I would like to use my 3D printer to print the sort of patch-work sphere I talked about in yesterday’s post. The first step in doing that is to model the piece in computer software. Below are two views — a front view followed by a more edge-on view, of the software model:
It occurs to me that this would be a great kind of jigsaw puzzle — especially if I modify the edges to make them more interlocking. I did a bit of searching on-line last night to see whether anyone has taken this approach before to designing jigsaw puzzles on spheres, but all the spherical jigsaw puzzles I’ve found are build from a latitude/longitude grid — so the pieces get smaller toward the two poles. Of course the approach I’m describing might already be out there, and it’s just that I couldn’t find it.

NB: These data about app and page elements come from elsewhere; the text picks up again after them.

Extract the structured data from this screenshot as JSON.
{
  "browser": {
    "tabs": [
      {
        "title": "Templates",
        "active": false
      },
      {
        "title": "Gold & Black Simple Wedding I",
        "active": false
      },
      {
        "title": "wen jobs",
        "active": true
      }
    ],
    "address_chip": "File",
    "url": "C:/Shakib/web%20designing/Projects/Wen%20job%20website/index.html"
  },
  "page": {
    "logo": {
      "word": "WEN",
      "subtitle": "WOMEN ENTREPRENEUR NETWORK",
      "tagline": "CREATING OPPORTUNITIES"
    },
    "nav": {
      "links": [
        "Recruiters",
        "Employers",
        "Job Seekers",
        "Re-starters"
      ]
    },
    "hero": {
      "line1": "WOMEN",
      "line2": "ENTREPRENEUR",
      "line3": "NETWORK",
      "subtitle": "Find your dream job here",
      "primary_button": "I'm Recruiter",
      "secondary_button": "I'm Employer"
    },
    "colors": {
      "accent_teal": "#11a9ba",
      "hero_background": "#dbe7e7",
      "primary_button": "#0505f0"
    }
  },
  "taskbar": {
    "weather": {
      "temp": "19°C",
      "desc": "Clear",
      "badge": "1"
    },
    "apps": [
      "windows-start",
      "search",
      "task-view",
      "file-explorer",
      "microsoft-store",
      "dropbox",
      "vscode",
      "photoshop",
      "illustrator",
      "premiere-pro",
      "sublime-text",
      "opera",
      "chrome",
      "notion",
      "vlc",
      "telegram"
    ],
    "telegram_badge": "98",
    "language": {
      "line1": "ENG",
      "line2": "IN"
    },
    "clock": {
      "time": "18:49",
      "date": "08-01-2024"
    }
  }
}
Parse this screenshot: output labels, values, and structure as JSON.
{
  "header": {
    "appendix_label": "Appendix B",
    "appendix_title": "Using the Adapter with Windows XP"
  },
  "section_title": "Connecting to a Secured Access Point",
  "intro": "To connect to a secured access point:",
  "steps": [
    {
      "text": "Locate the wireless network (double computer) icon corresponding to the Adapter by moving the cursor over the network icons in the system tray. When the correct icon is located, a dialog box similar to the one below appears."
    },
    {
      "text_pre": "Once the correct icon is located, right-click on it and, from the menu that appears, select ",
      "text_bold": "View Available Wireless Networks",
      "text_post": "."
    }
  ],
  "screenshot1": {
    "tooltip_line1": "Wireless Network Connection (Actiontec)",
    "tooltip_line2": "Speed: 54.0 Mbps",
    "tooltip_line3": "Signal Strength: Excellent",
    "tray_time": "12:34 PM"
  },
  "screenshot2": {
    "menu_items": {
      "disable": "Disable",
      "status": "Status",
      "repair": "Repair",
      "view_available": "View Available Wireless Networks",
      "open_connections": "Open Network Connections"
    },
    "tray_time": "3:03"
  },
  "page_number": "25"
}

If we’re making a jigsaw puzzle, the pieces could form some cool spherical image — the surface of a planet like Earth or Jupiter comes to mind — to distinguish the pieces from each other. Since every shape would be identical, the only way to solve such a puzzle would be through that image.
As M.C. Escher pointed out (as illustrated below in his wonderful 1959 work “Flying Horses”), you can change the edges of this sort of tiling — the only difference here is that we are doing this on a filing that covers a sphere:
It would really be fun to design a puzzle shape that matches the theme (eg: “planet earth” or “moon” or “jack-o-lantern”) of the jigsaw puzzle.